Interface dataset entries
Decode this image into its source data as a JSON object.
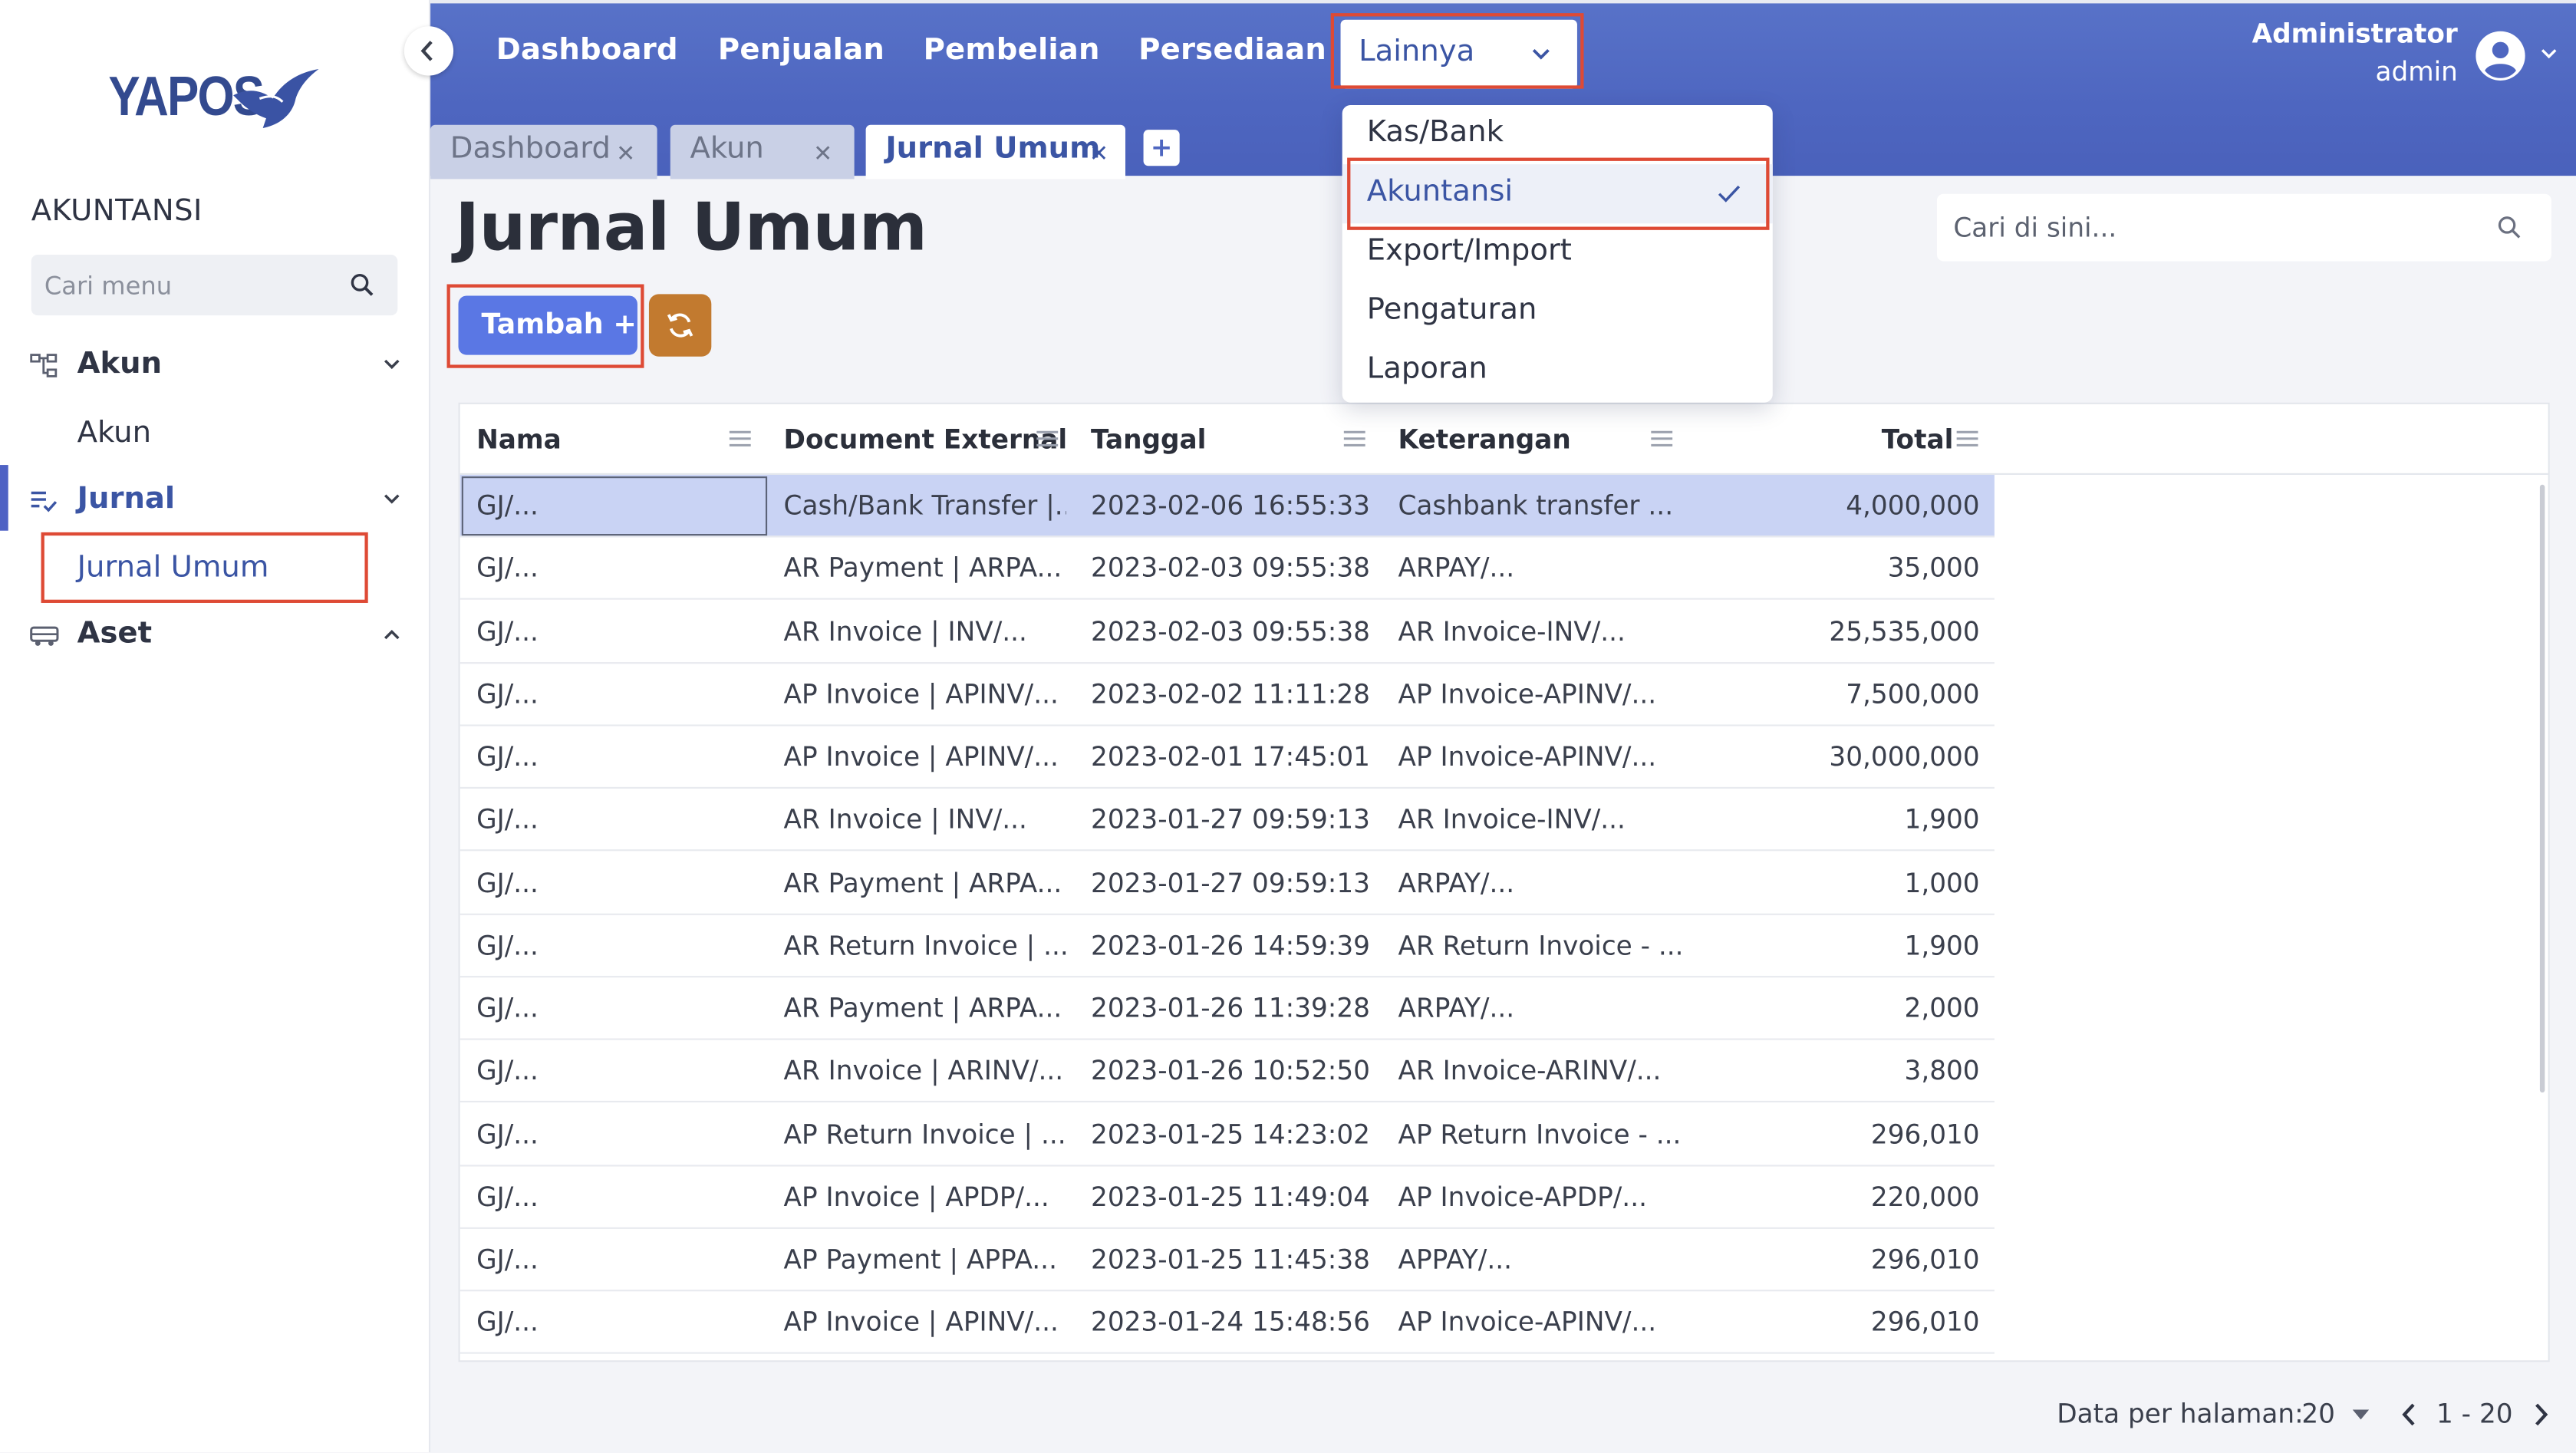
{
  "app": {
    "logo_text": "YAPOS",
    "accent_color": "#4e66c0",
    "highlight_color": "#de4a35"
  },
  "sidebar": {
    "section_title": "AKUNTANSI",
    "search_placeholder": "Cari menu",
    "groups": [
      {
        "label": "Akun",
        "icon": "account-tree-icon",
        "expanded": true,
        "items": [
          {
            "label": "Akun"
          }
        ]
      },
      {
        "label": "Jurnal",
        "icon": "journal-list-icon",
        "expanded": true,
        "active": true,
        "items": [
          {
            "label": "Jurnal Umum",
            "active": true
          }
        ]
      },
      {
        "label": "Aset",
        "icon": "vehicle-icon",
        "expanded": false,
        "items": []
      }
    ]
  },
  "topbar": {
    "nav": [
      "Dashboard",
      "Penjualan",
      "Pembelian",
      "Persediaan"
    ],
    "more_label": "Lainnya",
    "user": {
      "name": "Administrator",
      "role": "admin"
    }
  },
  "dropdown": {
    "items": [
      {
        "label": "Kas/Bank"
      },
      {
        "label": "Akuntansi",
        "selected": true
      },
      {
        "label": "Export/Import"
      },
      {
        "label": "Pengaturan"
      },
      {
        "label": "Laporan"
      }
    ]
  },
  "tabs": [
    {
      "label": "Dashboard",
      "active": false
    },
    {
      "label": "Akun",
      "active": false
    },
    {
      "label": "Jurnal Umum",
      "active": true
    }
  ],
  "main": {
    "title": "Jurnal Umum",
    "add_button": "Tambah +",
    "search_placeholder": "Cari di sini..."
  },
  "table": {
    "columns": [
      "Nama",
      "Document External",
      "Tanggal",
      "Keterangan",
      "Total"
    ],
    "rows": [
      [
        "GJ/...",
        "Cash/Bank Transfer |...",
        "2023-02-06 16:55:33",
        "Cashbank transfer ...",
        "4,000,000"
      ],
      [
        "GJ/...",
        "AR Payment | ARPA...",
        "2023-02-03 09:55:38",
        "ARPAY/...",
        "35,000"
      ],
      [
        "GJ/...",
        "AR Invoice | INV/...",
        "2023-02-03 09:55:38",
        "AR Invoice-INV/...",
        "25,535,000"
      ],
      [
        "GJ/...",
        "AP Invoice | APINV/...",
        "2023-02-02 11:11:28",
        "AP Invoice-APINV/...",
        "7,500,000"
      ],
      [
        "GJ/...",
        "AP Invoice | APINV/...",
        "2023-02-01 17:45:01",
        "AP Invoice-APINV/...",
        "30,000,000"
      ],
      [
        "GJ/...",
        "AR Invoice | INV/...",
        "2023-01-27 09:59:13",
        "AR Invoice-INV/...",
        "1,900"
      ],
      [
        "GJ/...",
        "AR Payment | ARPA...",
        "2023-01-27 09:59:13",
        "ARPAY/...",
        "1,000"
      ],
      [
        "GJ/...",
        "AR Return Invoice | ...",
        "2023-01-26 14:59:39",
        "AR Return Invoice - ...",
        "1,900"
      ],
      [
        "GJ/...",
        "AR Payment | ARPA...",
        "2023-01-26 11:39:28",
        "ARPAY/...",
        "2,000"
      ],
      [
        "GJ/...",
        "AR Invoice | ARINV/...",
        "2023-01-26 10:52:50",
        "AR Invoice-ARINV/...",
        "3,800"
      ],
      [
        "GJ/...",
        "AP Return Invoice | ...",
        "2023-01-25 14:23:02",
        "AP Return Invoice - ...",
        "296,010"
      ],
      [
        "GJ/...",
        "AP Invoice | APDP/...",
        "2023-01-25 11:49:04",
        "AP Invoice-APDP/...",
        "220,000"
      ],
      [
        "GJ/...",
        "AP Payment | APPA...",
        "2023-01-25 11:45:38",
        "APPAY/...",
        "296,010"
      ],
      [
        "GJ/...",
        "AP Invoice | APINV/...",
        "2023-01-24 15:48:56",
        "AP Invoice-APINV/...",
        "296,010"
      ]
    ]
  },
  "pager": {
    "label": "Data per halaman:",
    "size": "20",
    "range": "1 - 20"
  }
}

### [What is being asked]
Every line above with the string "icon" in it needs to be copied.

### [Solution]
        "icon": "account-tree-icon",
        "icon": "journal-list-icon",
        "icon": "vehicle-icon",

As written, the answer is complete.